Source: (1990) Law and Human Behavior 14(3):249-268.

Ethnographic methods were used to study alternative dispute resolution as practiced by two mediation projects. Observations of actual mediation sessions, interviews with key informants, and archival data were used. The authors found that the projects could be distinguished according to (a) uses of coercion and consensus in affecting a resolution, (b) the type of posturing that took place between mediator and disputants, and (c) the type of discourse employed.
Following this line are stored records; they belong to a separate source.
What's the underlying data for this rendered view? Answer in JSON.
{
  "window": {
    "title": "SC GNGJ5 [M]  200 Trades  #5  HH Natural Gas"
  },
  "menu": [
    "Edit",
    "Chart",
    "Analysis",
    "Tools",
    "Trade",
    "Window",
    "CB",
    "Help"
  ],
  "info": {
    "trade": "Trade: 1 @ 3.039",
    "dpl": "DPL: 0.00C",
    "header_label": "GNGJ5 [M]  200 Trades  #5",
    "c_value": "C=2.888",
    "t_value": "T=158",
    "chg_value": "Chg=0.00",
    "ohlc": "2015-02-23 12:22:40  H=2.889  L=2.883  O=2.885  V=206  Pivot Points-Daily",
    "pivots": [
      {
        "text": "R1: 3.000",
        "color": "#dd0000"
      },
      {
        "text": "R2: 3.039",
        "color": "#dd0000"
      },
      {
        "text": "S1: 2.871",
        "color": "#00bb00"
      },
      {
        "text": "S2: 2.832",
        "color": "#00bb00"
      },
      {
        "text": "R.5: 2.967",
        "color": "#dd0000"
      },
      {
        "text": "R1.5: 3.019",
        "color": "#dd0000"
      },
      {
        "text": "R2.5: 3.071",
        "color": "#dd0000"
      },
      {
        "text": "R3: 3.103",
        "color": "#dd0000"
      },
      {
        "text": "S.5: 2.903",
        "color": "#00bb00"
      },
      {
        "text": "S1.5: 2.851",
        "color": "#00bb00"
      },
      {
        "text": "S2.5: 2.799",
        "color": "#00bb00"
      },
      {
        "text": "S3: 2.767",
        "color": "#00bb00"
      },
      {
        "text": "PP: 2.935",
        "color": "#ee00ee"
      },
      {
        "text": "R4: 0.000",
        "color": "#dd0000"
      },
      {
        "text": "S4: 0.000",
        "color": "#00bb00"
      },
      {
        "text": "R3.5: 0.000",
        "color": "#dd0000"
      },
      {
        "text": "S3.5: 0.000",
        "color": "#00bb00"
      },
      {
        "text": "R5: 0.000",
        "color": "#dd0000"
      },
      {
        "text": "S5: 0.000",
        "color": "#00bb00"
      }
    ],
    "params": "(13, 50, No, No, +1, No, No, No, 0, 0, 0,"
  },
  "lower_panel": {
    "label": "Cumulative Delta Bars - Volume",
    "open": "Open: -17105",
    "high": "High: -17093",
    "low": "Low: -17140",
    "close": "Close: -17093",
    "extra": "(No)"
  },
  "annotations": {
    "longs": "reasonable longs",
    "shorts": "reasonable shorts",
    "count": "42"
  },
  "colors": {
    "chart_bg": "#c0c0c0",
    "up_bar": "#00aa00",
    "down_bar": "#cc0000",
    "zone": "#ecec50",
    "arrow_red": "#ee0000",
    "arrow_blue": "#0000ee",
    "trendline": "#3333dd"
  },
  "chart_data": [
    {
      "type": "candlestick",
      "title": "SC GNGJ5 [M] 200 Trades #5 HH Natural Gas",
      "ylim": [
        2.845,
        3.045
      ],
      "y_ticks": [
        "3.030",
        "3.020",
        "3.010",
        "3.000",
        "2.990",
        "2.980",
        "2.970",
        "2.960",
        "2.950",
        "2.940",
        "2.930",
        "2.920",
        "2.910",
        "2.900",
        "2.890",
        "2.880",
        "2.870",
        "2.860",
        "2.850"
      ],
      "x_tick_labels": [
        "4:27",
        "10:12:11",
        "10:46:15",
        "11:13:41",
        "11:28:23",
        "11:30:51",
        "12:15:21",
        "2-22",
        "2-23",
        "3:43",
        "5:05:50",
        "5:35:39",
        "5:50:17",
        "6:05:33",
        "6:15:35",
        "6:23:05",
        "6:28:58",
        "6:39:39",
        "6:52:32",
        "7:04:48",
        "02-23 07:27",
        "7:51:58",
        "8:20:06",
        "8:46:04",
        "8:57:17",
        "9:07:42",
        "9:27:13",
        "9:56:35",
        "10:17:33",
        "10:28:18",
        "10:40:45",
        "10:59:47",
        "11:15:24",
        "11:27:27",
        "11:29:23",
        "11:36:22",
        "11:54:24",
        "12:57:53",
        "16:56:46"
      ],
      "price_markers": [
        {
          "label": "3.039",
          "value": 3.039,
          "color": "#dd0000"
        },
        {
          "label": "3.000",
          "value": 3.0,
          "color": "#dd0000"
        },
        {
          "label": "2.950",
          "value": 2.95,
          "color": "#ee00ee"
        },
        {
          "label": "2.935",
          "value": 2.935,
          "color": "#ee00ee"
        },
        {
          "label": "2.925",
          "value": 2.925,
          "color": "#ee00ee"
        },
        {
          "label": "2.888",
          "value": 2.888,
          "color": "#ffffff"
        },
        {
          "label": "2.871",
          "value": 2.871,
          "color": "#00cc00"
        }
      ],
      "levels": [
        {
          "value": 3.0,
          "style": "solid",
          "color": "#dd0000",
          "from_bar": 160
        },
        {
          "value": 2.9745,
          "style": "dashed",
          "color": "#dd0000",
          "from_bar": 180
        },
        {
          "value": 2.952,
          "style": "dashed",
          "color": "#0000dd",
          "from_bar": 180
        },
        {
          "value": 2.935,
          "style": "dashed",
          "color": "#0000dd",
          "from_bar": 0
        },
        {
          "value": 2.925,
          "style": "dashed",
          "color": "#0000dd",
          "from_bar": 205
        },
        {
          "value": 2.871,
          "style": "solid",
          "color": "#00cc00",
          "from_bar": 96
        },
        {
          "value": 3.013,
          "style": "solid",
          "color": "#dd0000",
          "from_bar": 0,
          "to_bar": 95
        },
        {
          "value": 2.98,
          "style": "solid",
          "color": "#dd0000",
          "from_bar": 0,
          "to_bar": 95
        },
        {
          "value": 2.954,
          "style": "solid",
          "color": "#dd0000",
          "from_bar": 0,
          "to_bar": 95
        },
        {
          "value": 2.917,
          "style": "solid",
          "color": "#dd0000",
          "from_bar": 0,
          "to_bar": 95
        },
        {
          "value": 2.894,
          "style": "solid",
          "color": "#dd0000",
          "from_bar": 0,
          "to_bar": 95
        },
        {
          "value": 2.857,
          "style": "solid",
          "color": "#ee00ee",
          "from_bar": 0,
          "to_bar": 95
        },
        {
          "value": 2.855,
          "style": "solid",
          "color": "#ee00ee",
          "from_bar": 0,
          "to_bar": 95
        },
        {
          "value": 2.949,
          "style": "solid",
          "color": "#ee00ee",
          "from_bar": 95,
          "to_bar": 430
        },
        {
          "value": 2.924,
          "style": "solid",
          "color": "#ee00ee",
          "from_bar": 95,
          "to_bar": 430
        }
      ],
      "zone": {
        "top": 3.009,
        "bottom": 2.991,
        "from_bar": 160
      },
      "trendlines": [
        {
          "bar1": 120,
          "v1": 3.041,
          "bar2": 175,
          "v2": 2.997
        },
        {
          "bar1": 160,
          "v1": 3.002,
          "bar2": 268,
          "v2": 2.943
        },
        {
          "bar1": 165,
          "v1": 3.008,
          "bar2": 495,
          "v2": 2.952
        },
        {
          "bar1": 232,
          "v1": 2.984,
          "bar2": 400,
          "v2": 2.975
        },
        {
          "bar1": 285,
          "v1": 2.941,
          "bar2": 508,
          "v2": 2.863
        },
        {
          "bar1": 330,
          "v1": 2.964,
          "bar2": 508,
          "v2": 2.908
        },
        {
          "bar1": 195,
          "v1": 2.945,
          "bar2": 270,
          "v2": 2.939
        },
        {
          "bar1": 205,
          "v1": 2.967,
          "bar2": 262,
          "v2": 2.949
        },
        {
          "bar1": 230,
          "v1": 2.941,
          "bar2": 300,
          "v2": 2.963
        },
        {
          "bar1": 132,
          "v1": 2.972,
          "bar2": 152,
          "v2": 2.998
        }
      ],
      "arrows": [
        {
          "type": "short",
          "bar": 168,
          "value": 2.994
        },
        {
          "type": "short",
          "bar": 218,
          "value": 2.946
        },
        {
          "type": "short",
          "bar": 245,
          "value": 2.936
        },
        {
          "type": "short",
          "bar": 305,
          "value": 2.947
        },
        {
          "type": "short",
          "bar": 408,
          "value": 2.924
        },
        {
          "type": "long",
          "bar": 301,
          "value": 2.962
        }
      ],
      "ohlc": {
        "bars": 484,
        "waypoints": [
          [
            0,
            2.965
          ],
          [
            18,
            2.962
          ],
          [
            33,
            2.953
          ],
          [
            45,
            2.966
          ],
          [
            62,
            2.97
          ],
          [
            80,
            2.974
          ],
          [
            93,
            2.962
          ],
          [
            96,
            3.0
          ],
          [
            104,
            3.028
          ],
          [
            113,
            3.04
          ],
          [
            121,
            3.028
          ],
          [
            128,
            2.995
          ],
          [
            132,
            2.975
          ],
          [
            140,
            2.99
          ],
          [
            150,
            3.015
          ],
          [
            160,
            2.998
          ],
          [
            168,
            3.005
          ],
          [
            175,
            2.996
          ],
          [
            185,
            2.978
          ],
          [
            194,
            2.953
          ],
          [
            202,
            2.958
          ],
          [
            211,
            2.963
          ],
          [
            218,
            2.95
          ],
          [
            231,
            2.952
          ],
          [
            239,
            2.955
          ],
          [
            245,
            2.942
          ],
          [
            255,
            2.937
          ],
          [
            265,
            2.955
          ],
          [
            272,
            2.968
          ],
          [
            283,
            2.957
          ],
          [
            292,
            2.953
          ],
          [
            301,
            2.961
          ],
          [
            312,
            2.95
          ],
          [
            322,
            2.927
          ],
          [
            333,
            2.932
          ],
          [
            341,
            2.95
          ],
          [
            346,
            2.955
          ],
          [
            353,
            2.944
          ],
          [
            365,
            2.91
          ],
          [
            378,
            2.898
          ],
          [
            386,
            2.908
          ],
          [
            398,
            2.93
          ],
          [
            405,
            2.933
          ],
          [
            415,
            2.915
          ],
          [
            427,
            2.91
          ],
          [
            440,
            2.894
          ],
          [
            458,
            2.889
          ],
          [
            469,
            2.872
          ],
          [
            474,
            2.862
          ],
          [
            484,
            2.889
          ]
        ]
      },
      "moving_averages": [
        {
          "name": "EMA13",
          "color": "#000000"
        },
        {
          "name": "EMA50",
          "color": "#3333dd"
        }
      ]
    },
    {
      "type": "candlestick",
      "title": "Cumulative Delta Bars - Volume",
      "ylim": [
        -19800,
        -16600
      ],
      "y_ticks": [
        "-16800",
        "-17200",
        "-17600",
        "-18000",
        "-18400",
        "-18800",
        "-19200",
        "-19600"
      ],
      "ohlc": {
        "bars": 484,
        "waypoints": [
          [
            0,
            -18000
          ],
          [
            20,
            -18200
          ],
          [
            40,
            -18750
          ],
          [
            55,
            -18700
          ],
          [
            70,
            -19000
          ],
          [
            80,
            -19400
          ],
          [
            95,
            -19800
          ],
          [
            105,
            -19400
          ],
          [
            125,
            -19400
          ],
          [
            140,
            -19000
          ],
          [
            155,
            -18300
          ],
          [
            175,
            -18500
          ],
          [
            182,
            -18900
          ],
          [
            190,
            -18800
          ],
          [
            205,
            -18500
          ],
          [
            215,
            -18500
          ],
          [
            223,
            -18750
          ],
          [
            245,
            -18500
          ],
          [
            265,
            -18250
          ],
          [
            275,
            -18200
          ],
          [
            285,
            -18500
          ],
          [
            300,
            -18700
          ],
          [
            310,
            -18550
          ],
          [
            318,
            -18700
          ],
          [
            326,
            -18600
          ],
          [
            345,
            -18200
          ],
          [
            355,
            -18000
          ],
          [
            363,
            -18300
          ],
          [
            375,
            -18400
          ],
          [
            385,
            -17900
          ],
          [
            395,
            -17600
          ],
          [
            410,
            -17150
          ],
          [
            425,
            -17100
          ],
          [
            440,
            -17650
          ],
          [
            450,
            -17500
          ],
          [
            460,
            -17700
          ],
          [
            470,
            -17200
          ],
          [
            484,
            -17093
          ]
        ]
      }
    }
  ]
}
The authors argue that differences between the two projects emanated from whether the project was planned and executed by a state agency or whether it was community-based.